• _What needs to be done_:
Every line containing the string "requests" should be returned from the records.

[Dataset records]

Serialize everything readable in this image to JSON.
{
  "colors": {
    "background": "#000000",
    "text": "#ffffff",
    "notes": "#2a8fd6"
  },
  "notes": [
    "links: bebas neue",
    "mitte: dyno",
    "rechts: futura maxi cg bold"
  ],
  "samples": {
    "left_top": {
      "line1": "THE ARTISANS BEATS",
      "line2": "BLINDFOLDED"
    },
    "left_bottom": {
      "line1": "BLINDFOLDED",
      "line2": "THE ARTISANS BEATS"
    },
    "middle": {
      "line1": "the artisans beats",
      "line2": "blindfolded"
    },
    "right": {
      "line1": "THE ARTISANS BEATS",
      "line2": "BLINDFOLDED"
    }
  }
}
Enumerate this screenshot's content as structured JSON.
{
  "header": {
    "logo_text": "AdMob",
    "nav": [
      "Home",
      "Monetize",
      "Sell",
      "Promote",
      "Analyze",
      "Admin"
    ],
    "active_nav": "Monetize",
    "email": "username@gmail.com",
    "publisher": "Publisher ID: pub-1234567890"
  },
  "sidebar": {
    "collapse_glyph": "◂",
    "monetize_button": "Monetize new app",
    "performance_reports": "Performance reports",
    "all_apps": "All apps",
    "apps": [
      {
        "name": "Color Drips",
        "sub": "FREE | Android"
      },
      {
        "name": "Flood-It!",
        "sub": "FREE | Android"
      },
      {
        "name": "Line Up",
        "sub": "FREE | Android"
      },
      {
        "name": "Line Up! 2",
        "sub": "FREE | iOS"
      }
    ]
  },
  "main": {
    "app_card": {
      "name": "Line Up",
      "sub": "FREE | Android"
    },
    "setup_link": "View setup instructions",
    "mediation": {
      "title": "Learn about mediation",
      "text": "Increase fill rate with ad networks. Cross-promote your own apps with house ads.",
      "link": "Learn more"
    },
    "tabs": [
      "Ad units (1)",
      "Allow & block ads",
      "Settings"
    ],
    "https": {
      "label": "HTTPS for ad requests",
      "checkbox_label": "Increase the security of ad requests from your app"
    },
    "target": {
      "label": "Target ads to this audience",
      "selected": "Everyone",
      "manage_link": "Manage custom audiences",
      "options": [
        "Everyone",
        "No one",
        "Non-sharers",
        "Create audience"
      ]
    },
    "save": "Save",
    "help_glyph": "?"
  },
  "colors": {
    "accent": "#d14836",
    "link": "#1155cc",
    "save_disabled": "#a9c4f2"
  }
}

• _Written answer_:
      "label": "HTTPS for ad requests",
      "checkbox_label": "Increase the security of ad requests from your app"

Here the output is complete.